Buying used: Chevrolet Volt v Toyota Prius

Buying used: Chevrolet Volt v Toyota Prius
Buying used: Chevrolet Volt v Toyota Prius

Two used diesel alternatives to save the planet without costing the earth

Diesel cars are under attack. All but the very newest models now face the prospect of being charged to drive into towns and cities across the country, meaning they’re no longer an obvious secondhand route to saving money.

There is an alternative, though. As the first wave of advanced plug-in hybrid cars get older, so their prices fall – and they’re now edging closer to being comparable with diesel cars. They boast low emissions, impressive economy and the city-friendly combination of a clean petrol engine and a decent range of zero-emissions electric drive. Can they really offer a secondhand alternative to diesel?

Chevrolet Volt

Chevrolet Volt

List price when new: £29,995
Price today: £11,500
Engine: Electric motor & 1.4-litre petrol
Power: 150bhp
Torque: 273lb ft
0-60mph: 9.3sec
Top speed: 100mph
Fuel economy: 235.4mpg (Official average)
CO2 emissions: 27g/km
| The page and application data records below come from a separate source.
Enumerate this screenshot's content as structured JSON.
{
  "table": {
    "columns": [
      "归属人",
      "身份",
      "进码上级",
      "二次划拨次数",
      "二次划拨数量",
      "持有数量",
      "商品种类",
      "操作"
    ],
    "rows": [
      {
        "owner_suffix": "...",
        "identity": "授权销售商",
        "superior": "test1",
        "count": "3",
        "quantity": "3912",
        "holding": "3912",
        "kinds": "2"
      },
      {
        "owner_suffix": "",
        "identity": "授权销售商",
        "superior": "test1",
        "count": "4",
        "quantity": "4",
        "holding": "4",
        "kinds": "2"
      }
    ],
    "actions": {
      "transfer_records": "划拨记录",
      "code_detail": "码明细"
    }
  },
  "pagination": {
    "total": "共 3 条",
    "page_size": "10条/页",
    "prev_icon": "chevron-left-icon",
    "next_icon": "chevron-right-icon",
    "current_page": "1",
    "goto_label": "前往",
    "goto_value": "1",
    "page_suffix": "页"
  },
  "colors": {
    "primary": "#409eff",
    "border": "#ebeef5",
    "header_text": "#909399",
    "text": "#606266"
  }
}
The most well-known hybrid car on the planet is the Toyota Prius. A later development is the Prius Plug-in, whose bigger battery you can charge up from the mains offers transport without using any petrol at all. The clever Chevrolet Volt actually beat it to market though: this is a range-extender car, which is driven solely by an electric motor and has an onboard petrol engine generator just to charge the batteries when they run flat.

It’s a subtle difference on paper but seems to have a big effect in real life. In electric-only running, the Prius only drove 13.4 miles before the petrol engine kicked in, whereas we got 45.4 miles from the Chevrolet. The Toyota’s engine generally runs more frequently – it starts up automatically above 51mph, for example – making the Prius a noisier companion. The Volt’s petrol engine is both more powerful and remarkably hushed. Its suspension is also much better, with a far smoother ride than the crashy Prius.

The appeal of the Chevrolet continues inside, thanks to its space-age dash. Sadly, the touch-surface pads aren’t particularly user-friendly, and the view out is compromised by steep windscreen pillars. It’s drearier in the Prius, but far easier to use. The Toyota is more practical as well. Not only can it seat five, rather than four, it also has a more commodious boot.

You have to pay more for the Prius Plug-in though. On the secondhand market, it’s more expensive, despite being the more familiar model that’s available in greater numbers. The fact the Chevrolet brand has now withdrawn from the UK doesn’t help (although Vauxhall dealers will still provide ample support to Volt owners).

Toyota Prius Plug-in

Toyota Prius Plug-in

List price when new: £27,895
Price today: £12,500
Engine: 1.8-litre petrol & electric motor
Power: 134bhp (combined)
Torque: 105lb ft
0-60mph: 10.6sec
Top speed: 115mph
Fuel economy: 134.5mpg (Official average)
CO2 emissions: 49g/km

It’s harder to compare fuel economy of the two. For example, to fully charge the Prius from a domestic wall socket takes 90 minutes; it takes six hours in the Volt. But you get more than three times the range, so it will be cheaper to run if you only use electricity. It may well be cheaper on fuel as well, but this depends entirely on how you drive, so don’t take the Chevy’s better official figure as a guarantee.

Both cars will be out of the manufacturer’s warranty period now, but there will still be a little bit of coverage remaining from their eight-year, 100,000-mile powertrain and battery warranty. Toyota adds in a superb reputation for overall reliability here: things are more average for the Chevrolet.

Overall, although it’s the default hybrid choice, the Prius is not as well-rounded as it could be in plug-in guise. The range is too small, the drive too harsh and the plasticky cabin doesn’t feel all that futuristic either. Compared to the Chevrolet Volt, it’s more practical and easier to find on the used market, but otherwise much less impressive.

If you mainly cover short journeys in town, the Volt will be a superb emissions-free alternative to a diesel car, one that drives nicely, performs well and feels like a car of the future to sit in and drive. It’s not perfect, and some will still find diesel is the better overall choice, but for the right type of person, the Volt makes a great deal of sense.

Prices today are based on a 2012 model with average mileage and full service history, correct at time of writing

Living with: Alfa Romeo Quadrifoglio

Can Alfa Romeo really make a BMW M3-beater?There’s nothing like living with a car to find out what it’s really like. The road testers

Review: Audi R8 Spyder V10 Plus

There are some surprising oversights but they don’t stop Audi’s stunning drop-top appealingYou could save yourself £25,000

Review: Porsche 911 GT2 RS

A racing driver describes this 911 as ‘ridiculous’. ExcellentThere we were, minding our own business at Silverstone, when the winner

Review: Skoda Kodiaq Scout

The dearest model in the Kodiaq lineup is fully loaded on kit, but what about ability?SUVs look like they should be handy off road, but the